By Jean Christou
DESPITE the significant reduction in public service wages, Cyprus’ compensation of government employees remains among the highest in the EU, the International Monetary Fund (IMF) said yesterday.
Even after wage cuts of 9–15 per cent and a 3 per cent decline in central government employment, compensation of public employees as a share of GDP is the fourth largest in the EU, it said.
And, on the basis of current projections, the compensation is expected to remain around 14 per cent of GDP by 2018 “which is still about 3 percentage points of GDP higher than the 2013 Eurostat database average of 11 percent of GDP”.
The observations were made in the IMF’s Staff Supplement of October 17, updating information on recent developments, and released as part of the Staff Report prepared by an IMF team for the Executive Board’s consideration on October 20.
This followed discussions that ended on July 30, with Cypriot officials on an Article IV consultation. The staff report was completed on October 3. The documents, including a summary, were released under embargo yesterday.

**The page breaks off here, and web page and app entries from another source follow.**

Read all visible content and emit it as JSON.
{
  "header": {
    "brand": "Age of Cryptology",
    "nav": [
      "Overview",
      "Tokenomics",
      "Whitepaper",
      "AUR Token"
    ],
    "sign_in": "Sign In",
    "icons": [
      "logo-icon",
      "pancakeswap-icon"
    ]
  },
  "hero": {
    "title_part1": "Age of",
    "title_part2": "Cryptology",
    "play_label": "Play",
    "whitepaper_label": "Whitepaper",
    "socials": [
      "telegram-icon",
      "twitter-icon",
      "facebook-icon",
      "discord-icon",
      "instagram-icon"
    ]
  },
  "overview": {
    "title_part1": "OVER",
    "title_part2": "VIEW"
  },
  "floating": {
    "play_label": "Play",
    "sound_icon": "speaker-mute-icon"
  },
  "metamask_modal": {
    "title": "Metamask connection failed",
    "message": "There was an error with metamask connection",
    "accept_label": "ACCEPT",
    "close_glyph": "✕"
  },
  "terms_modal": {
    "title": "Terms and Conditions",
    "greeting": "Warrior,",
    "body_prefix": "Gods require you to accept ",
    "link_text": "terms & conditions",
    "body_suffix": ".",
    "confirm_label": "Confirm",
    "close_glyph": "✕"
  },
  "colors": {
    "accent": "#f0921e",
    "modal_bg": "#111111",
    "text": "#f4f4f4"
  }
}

Where the summary takes an overview of what has been achieved so far under Cyprus’ €10bn bailout programme to which the IMF is a party, the Staff Supplement focuses on selected issues, in this instance including non-performing loans (NPLs) and public service wages.
The IMF said that to address high levels of public salaries and pensions, they could be further reduced.
“To reduce the gap with the private sector, salary cuts could be relatively more targeted to the levels of the salary distribution where gaps are the largest,” it said.
It also suggested subjecting public pension gratuities to income tax, which are currently tax free though the government recently tried suggesting they be taxed. It backed off when public service union PASYDY threatened to strike.
The IMF said currently lump-sum payments received at the start of retirement, averaged around €104,637 per person in 2013.
“Taxing them is estimated to yield about 0.2 per cent of GDP,” said the IMF. “Alternatively, fully phasing them out over time could yield up to 0.5 per cent of GDP. Such measures may need to be accompanied by an increase in the eligibility age to receive a gratuity and/or an unreduced pension to limit incentives for early retirement.”
Another way to cut the public service wage bill would be to reduce employment in select sectors such as education.
“The authorities could consider increasing working hours, increasing class size, extending school schedules, and rationalising non-teaching staff,” the IMF said.
These strategies would all result in a reduced need for workers on renewable contracts. For example, reducing 2,000 workers on renewable contracts could save about 0.4 per cent of GDP in three years.
A low and declining student-teacher ratio for basic education was indicative of excess employment in the education sector, the IMF said.
“While the number of students has been declining due to smaller cohorts, the number of teachers increased almost continuously since the 90s and only recently stabilised.” Secondary education seemed to show the largest excess, with an average of only eight students per teacher in 2011, compared to the European average of 14 in 2010 for basic education.
In fact, according to the report, Cyprus spent relatively more than other countries on general public services, defence, public order, and safety and education, of which wage costs exceeded 65 per cent of the spending in each of these categories by the end of 2012.
It said that measures to rationalise the compensation of employees should be accompanied by a reform of the public administration. The reform would need to address the fiscal consequences of the unfreezing of wages as from 2017, which allows for a resumption of automatic salary increase of 3.6 per cent on average and other wage increases.
Key measures the government needs to consider include carrying out a compensation survey to benchmark government salaries with appropriate private sector comparators, aligning salaries with those of the private sector, reforming pay scales to eliminate automatic increases unrelated to performance, revamping the performance appraisal system and facilitating mobility across the public sector. To maximise its benefits, the reform should also apply to the broader public sector, including semi-government organisations, said the IMF.